What are the symptoms to look out for after a tick bite and what should you do if they occur?

Lyme disease symptoms

After a tick bite with transmission of Borrelia, a migratory redness (erythema migrans) may occur a few days later. This is an inflammation of the skin in the area of the sting, which expands in a ring shape in the course and fades again centrally, similar to the image of a target. This skin manifestation must be distinguished from the local and harmless skin reaction, which typically occurs only just around the sting site and does not extend beyond 5 cm.

In case of a skin reaction typical for Borrelia, a physician should be consulted in order to initiate antibiotic therapy. In rare cases, different symptoms may appear several weeks to years after transmission of Borrelia. Joint inflammation may occur, in this case the knee joint is usually affected. Further, cardiac arrhythmias or inflammation of the nervous system may occur. In these cases, a physician should be consulted to diagnose or rule out Lyme disease. If confirmed, the physician will recommend antibiotic therapy.

Symptoms of early summer meningo encephalitis

TBE typically occurs in two phases: The first phase lasts seven to fourteen days after the tick bite. During this time, flu-like symptoms such as headache, fever, fatigue or joint pain may occur, but they disappear completely after a few days. For a small proportion of patients, after a symptom-free interval, a second phase occurs in which the nervous system is affected: Meningitis or cerebral inflammation, paralysis of the facial nerves, arms or legs. Severe courses can lead to permanent damage or even death.

Rabbit fever symptoms

In hare fever, ulcers occur in the area of the bite site within about ten days after the tick bite, with concomitant enlarged lymph nodes in the region of the bite site. If these symptoms are present, a physician should be consulted to initiate antibiotic therapy.

Tick bite or tick sting?

In common parlance, it is referred to as a tick bite. Scientifically correct, however, is tick bite: the tick first penetrates the skin of its victim with its scissor-like mouth tool. Then it stings with its stinging proboscis and sucks blood for several days.

What vaccinations are possible and recommended?

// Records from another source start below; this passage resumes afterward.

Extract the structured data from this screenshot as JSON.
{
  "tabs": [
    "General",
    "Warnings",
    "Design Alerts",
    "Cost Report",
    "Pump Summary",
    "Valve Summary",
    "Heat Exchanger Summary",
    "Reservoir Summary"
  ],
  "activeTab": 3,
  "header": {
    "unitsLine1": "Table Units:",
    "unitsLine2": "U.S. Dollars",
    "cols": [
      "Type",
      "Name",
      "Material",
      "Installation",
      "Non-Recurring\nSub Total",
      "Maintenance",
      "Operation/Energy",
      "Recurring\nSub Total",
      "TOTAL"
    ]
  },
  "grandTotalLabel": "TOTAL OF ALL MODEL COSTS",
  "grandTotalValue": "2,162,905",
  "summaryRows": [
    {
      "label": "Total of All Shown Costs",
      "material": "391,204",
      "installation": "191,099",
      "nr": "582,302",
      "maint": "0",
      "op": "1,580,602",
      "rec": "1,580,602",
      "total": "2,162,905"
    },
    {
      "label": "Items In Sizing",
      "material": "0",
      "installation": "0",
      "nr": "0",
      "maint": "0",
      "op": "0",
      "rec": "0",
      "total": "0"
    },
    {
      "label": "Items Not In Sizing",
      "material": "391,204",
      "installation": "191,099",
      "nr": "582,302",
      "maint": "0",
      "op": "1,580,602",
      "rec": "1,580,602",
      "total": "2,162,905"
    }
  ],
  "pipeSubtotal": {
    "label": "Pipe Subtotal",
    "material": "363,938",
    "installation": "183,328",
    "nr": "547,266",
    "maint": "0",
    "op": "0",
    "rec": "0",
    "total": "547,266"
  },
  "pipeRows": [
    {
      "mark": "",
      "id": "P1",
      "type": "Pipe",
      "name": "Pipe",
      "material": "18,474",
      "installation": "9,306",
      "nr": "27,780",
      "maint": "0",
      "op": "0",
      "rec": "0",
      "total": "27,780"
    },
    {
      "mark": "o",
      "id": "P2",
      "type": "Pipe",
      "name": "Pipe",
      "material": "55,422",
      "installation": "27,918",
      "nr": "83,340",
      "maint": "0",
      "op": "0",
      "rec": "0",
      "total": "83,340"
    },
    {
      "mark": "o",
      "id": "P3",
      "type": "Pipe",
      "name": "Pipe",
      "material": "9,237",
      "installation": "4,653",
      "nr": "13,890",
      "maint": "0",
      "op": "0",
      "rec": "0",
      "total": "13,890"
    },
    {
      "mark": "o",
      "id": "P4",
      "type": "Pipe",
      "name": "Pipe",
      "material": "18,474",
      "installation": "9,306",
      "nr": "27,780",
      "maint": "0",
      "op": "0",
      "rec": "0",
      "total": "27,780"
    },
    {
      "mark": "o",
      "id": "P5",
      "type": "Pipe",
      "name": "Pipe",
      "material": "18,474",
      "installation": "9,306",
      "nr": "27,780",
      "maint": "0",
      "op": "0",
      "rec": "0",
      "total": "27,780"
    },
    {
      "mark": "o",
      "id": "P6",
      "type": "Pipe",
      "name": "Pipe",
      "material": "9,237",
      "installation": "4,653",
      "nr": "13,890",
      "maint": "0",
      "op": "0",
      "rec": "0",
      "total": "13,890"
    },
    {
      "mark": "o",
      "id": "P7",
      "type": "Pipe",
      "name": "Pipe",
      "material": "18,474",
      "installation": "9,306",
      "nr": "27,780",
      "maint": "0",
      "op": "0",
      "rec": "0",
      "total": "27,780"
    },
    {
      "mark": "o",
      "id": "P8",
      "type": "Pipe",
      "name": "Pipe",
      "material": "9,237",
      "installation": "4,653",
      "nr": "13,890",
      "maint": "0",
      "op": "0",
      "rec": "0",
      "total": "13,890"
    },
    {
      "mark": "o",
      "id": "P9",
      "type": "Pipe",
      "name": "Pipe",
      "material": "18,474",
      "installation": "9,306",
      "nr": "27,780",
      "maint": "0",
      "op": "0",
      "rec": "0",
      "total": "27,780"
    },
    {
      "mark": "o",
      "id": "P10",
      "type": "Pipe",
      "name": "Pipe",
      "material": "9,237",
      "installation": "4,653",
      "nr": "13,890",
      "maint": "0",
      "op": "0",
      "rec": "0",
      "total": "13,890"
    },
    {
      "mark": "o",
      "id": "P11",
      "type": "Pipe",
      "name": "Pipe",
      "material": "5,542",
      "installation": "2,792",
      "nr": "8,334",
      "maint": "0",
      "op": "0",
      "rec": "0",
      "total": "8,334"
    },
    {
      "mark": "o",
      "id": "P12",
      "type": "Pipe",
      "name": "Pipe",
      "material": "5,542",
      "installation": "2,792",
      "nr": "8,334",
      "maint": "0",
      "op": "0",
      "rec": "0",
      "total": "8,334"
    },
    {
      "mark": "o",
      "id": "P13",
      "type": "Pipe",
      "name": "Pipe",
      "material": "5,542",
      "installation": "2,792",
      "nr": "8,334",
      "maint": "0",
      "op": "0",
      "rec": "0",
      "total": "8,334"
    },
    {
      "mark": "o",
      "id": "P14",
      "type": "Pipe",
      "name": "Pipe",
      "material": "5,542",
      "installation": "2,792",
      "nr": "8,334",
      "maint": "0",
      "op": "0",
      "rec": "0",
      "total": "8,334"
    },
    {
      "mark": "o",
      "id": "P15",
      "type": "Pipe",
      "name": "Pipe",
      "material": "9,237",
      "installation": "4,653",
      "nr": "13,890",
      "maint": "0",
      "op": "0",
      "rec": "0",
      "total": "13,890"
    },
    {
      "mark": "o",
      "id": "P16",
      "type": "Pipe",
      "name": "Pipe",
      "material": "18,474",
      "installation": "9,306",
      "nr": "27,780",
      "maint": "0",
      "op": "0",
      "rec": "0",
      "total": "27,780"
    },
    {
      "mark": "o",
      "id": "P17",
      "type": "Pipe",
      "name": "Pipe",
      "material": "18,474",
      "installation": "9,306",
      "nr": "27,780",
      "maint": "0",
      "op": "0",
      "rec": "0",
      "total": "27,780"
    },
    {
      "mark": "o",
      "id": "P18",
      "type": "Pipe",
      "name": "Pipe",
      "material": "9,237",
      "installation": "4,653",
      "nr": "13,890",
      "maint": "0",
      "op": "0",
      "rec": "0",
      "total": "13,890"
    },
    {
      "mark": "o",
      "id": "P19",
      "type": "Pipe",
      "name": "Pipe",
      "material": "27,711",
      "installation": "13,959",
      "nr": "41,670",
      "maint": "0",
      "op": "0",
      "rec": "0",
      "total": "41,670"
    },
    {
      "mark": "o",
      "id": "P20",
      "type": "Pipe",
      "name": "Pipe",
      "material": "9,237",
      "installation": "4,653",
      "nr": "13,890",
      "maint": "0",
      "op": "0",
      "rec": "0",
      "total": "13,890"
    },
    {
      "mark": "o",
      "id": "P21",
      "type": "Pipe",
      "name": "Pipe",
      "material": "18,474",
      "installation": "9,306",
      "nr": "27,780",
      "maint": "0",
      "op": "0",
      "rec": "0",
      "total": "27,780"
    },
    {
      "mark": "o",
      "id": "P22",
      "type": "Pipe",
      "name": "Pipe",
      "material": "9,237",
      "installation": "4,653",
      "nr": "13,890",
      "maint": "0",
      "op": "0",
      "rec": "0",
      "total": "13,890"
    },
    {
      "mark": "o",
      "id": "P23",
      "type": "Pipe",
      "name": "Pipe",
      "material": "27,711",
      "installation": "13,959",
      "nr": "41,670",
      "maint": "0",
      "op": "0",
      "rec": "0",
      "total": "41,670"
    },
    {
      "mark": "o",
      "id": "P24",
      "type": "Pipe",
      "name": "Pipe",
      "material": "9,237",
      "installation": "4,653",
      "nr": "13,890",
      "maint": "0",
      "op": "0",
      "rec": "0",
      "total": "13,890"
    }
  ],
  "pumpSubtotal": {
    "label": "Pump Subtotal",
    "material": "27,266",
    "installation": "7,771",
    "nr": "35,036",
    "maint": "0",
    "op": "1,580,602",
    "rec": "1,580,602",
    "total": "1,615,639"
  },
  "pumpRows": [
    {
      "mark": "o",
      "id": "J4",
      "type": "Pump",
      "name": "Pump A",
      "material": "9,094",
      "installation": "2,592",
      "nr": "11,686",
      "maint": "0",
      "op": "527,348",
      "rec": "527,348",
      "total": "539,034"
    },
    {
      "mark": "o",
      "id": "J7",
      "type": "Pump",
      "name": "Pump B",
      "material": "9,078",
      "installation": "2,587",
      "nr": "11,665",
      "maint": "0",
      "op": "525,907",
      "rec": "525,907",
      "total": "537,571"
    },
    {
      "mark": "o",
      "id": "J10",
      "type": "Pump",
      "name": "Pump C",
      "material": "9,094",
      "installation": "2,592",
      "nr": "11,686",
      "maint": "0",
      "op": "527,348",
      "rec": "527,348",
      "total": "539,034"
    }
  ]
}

Of the tick-borne diseases occurring in Switzerland, there is only an effective vaccination against TBE. It is recommended that people who live in the area where the TBE pathogens are distributed, or who spend time there, get vaccinated against TBE. Three doses of vaccine are required for complete immunization. In the course, booster vaccinations are recommended every ten years. The costs for the vaccination are covered by the health insurance companies according to the recommendations within the framework of the basic insurance.